How Much Does Construction Rely on Immigrant Labor?
According to NAHB’s most recent American Community Survey, almost 25 percent of construction workers are foreign-born, representing an all-time high. According to NAHB, “the time-series analysis shows that the rising share of immigrants in construction cannot be explained by an unusually high number of immigrants joining the industry. Rather, a slow, delayed and reluctant post-recession return of native-born workers underlies the shift towards the higher reliance on immigrants in the construction work force.”
The study looks at the change occurring the construction labor force between 2004 and 2016. While the downturn significantly reduced the overall number of workers, the chart above clearly shows the share of immigrant workers remained steady around 22 percent. For reference, it is estimated that 1.7 million native-born workers left the construction industry during the housing downturn and 1.5 million have not returned. Currently, the survey estimates that nearly 2.5 million immigrants work in construction, almost 200,000 fewer than at the height in 2007.

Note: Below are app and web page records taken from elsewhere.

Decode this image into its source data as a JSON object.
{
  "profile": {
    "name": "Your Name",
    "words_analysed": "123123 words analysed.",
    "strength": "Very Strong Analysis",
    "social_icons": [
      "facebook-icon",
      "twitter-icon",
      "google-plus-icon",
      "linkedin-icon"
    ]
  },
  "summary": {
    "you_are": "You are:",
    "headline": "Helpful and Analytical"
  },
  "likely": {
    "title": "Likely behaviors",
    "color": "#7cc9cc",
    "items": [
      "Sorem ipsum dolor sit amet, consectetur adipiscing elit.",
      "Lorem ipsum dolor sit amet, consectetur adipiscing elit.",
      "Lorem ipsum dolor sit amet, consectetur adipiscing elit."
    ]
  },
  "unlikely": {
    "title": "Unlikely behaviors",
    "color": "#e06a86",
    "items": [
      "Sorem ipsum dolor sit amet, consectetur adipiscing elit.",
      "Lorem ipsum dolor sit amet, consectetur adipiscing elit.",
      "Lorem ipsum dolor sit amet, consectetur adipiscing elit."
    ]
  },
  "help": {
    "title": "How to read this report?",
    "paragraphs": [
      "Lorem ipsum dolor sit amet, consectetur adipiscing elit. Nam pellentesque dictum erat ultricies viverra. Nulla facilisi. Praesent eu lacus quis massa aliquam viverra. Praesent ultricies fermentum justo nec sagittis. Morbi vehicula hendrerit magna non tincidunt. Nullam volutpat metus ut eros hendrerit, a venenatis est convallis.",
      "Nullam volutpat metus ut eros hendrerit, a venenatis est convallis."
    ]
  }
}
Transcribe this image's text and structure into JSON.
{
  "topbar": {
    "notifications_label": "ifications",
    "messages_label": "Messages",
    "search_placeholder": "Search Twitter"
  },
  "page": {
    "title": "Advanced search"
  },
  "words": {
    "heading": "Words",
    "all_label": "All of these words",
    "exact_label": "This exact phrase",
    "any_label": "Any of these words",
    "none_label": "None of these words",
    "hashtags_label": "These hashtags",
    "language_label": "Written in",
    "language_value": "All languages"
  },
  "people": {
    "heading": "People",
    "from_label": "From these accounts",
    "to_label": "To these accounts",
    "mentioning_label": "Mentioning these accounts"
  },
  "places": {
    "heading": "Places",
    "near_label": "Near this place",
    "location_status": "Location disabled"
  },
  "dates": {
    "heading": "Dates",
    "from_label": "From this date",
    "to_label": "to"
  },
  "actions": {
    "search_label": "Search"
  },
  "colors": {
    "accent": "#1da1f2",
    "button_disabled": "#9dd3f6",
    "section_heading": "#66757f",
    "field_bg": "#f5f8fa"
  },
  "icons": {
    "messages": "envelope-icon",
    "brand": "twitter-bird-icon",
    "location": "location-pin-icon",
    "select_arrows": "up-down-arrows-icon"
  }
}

The flow of immigrants into the construction labor force is significantly slower than pre-recession levels, supporting the assertion that the rising percentage of immigrants in construction is not due to a sudden influx, but rather the continued absence of native-born workers.
All of this data suggests the shortage of laborers for new home construction is a systemic problem that will not be resolved in the near future. This presents a significant opportunity for component manufacturers who offer products that require less labor to accomplish the same framing solution.